7 Ways To Organize Your Child's Paper Load
Within a week of school starting, the chaos begins. The groaning noises from tables and countertops intensify as the paper pile grows. Homework, class reminders, past assignments, team schedules, test papers—face it, children generate a lot of paperwork. Implementing an organized system can save you time, energy and a lot of headaches.
Employ a filing system
This key component doesn’t have to be complicated. Find a convenient location (many people prefer the kitchen) to maintain a simple file system. A basic file box on the counter works well. Each school should have a file, and each child who attends that school gets a folder within that file. File all relevant school information for that child—extra classes, teacher information, field trips—in that folder.
Many parents assign subfolders for specific activities to help them quickly find the soccer team roster, dates for Sunday school or rehearsal times for The Nutcracker.
“My filing box keeps me sane,” said Laura Rehling, a local mother. “It’s my go-to spot for anything important. I don’t know what I’d do without that box.”
Remember to act on any paper before filing; that is, sign it, detach it and record the item on the calendar. Then, and only then, file it away.
Expand your files as you go
You can expand the basic school-year file system with another file cabinet. Make files for medical records and prescription receipts. Find a place for items you may need to reference again such as old report cards, state testing results and even information about past activities. For instance, keep past team rosters with phone numbers that may come in handy.
Maintain a family calendar
Note each child’s activity even if it’s something they always do. You may know that your son has karate every Wednesday at 5 p.m. But someone else, such as your spouse or one of the children, may make plans and not remember who does what when. Some people assign a pen color to each family member.
“My kids are so conditioned, they often ask to look at my calendar before they make plans,” said Julie Leary, a local mother of three. “My daughter, especially, will mark things done and highlight them in purple.”
As soon as the school/district calendar comes out, mark the important dates on your family calendar. This ensures that half-days don’t sneak up on you, or you don’t plan a weekend trip the same time as the school carnival.
Designate a “hot spot” for documents that need a quick turnaround such as permission slips, class photos and book orders. Some people use creative systems such as individual cubbies or hanging file racks; others simply keep a pile on the counter. Make sure you can see at a glance what needs immediate attention.
Keeping the stack in order of due date lessens the possibility that something will fall through the cracks. Remember to get papers out of this stack as soon as possible. The hot spot is only a temporary holding place.
Past assignments and art projects
Art projects, experiments and papers tend to pile up quickly. They are sweet memories, but it’s unrealistic to keep them all. Save the best ones or ones that show growth or insight.
Aby Garvey, professional organizer and co-owner of www.simplify101.com, recommends a cooling-off period before filing children’s work.
“Simply set up a bin or box to collect papers that you are on the fence about,” Garvey said. “Once a period of time has passed, sort through the papers. It will be much easier to pull the treasures from the stack and put the rest in the recycle bin.”

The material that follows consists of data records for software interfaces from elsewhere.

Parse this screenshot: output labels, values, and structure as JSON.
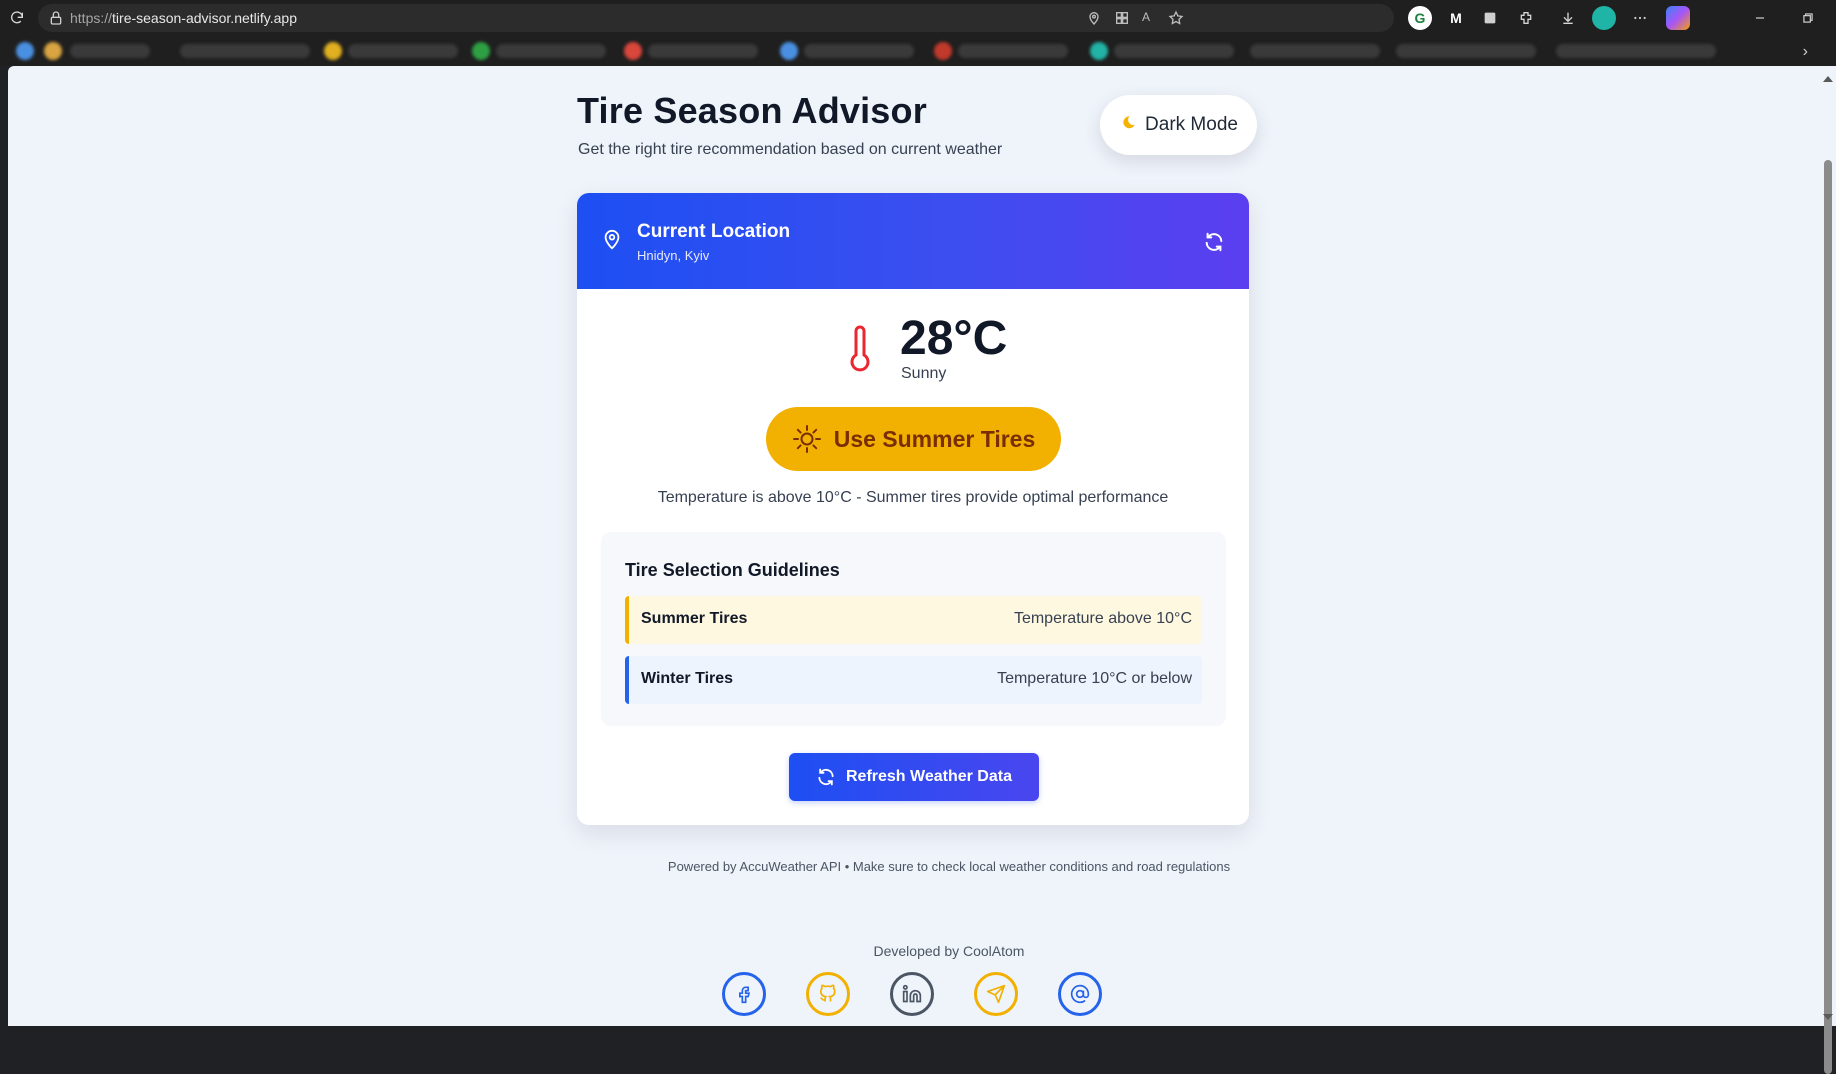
{
  "browser": {
    "url_scheme": "https://",
    "url_host": "tire-season-advisor.netlify.app"
  },
  "header": {
    "title": "Tire Season Advisor",
    "subtitle": "Get the right tire recommendation based on current weather",
    "dark_mode_label": "Dark Mode"
  },
  "location": {
    "title": "Current Location",
    "place": "Hnidyn, Kyiv"
  },
  "weather": {
    "temperature": "28°C",
    "condition": "Sunny"
  },
  "recommendation": {
    "label": "Use Summer Tires",
    "note": "Temperature is above 10°C - Summer tires provide optimal performance"
  },
  "guidelines": {
    "title": "Tire Selection Guidelines",
    "rows": [
      {
        "name": "Summer Tires",
        "condition": "Temperature above 10°C"
      },
      {
        "name": "Winter Tires",
        "condition": "Temperature 10°C or below"
      }
    ]
  },
  "refresh_button_label": "Refresh Weather Data",
  "footer": {
    "powered_by": "Powered by AccuWeather API • Make sure to check local weather conditions and road regulations",
    "developed_by": "Developed by CoolAtom"
  },
  "social_icons": [
    "facebook-icon",
    "github-icon",
    "linkedin-icon",
    "telegram-icon",
    "email-icon"
  ],
  "colors": {
    "header_gradient_start": "#1d4ff3",
    "header_gradient_end": "#5b3ef0",
    "summer_accent": "#f2b100",
    "winter_accent": "#2563eb",
    "thermometer": "#ea2630",
    "page_background": "#eff3fa"
  }
}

Program phone numbers and emails
Program school and doctor phone numbers into your cell phone. This allows you to make a quick call when you’re at work or away from home.
Also, add teacher and coaches emails to your contact list so you can easily drop them a line. You want to make communication as easy as possible. Save yourself the trouble of searching for those numbers or addresses.
Record websites and passwords
Many textbooks are now online, and some teachers even have their own website. Keep a small notebook near your computer to jot down those websites and passwords. You’ll want to easily access commonly used websites.
By implementing a few easy systems at the start of the year, you will free yourself from the stress of lost papers and missed deadlines. Whew. Now you can concentrate on the other challenges of raising your children.